Iqbal Masud, Indian Express

“The film is not only a deeply personal state­ment but an intensely introspective one. It has of course been seen as some sort of indirect criticism of the Communist Party, though it is nothing of the sort. What is so impressive about it is not only its original subject matter but the fastidious style with which it is made “

Derek Malcolm, The Guardian.


  • Story, Script & Direction: Adoor Gopalakrishnan
  • Production Company: General Pictures
  • Producer: Ravi
  • Photography:  Ravi Varma
  • Audiography:  Devadas
  • Editing: M. Mani
  • Music:  M.B.Srinivasan
  • Art:  Sivan
  • Chief Assistant: Meera Sahib
  • Production Executive: Rajasekharan Nair
  • Stills : Mohan & Madhu
  • Country India
  • Language Malayalam
  • Year of production 1984
  • Format: 35mm Colour
  • Duration 107 Minutes
  • Sub-titles English & French
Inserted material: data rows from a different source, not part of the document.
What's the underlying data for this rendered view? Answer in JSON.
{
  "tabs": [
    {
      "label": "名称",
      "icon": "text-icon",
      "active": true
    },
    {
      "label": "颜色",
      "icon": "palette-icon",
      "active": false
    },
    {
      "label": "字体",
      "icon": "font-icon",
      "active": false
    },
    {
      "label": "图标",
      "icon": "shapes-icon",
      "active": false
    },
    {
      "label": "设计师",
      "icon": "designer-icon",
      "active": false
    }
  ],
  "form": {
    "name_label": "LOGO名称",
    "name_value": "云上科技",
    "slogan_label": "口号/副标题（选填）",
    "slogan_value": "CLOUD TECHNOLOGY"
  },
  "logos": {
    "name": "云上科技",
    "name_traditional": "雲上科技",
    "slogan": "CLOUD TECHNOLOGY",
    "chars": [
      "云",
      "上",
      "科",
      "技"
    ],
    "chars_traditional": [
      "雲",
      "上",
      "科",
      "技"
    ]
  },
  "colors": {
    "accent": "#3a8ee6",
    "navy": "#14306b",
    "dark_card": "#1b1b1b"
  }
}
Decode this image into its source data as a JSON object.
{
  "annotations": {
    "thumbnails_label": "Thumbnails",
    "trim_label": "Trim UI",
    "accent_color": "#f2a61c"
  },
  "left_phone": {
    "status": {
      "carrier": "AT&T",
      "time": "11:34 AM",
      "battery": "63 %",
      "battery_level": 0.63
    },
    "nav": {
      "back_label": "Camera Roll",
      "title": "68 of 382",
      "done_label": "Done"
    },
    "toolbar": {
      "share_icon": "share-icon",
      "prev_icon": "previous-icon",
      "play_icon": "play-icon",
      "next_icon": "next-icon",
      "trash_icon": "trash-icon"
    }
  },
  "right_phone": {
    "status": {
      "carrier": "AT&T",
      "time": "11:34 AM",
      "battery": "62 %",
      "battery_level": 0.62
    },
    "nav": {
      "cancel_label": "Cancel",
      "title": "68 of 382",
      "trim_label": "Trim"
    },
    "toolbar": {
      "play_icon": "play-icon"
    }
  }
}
Cast and Characters

  • P. Ganga (Sreedharan),
  • B.K. Nair (old farmer)
  • Kaviyoor Ponnamma (Savitri, his daughter),
  • Krishna Kumar (Savitri’s son),
  • Karamana, Thilakan (trade union leaders),
  • Viswanathan (Sudhakaran Jr)
  • Ashokan (Sudhakaran Sr),
  • Lalita (a Party worker),
  • Vembayam (tea-shop owner),
  • Krishnan Kutty Nair (beedi-maker),
  • Alummoodan (factory proprietor’s aide),
  • John Samuel, Azeez, Shanmukham Pillai, Somasekharan Nair, Mavelikara etc…(Party workers)

More Stills:


Working Stills: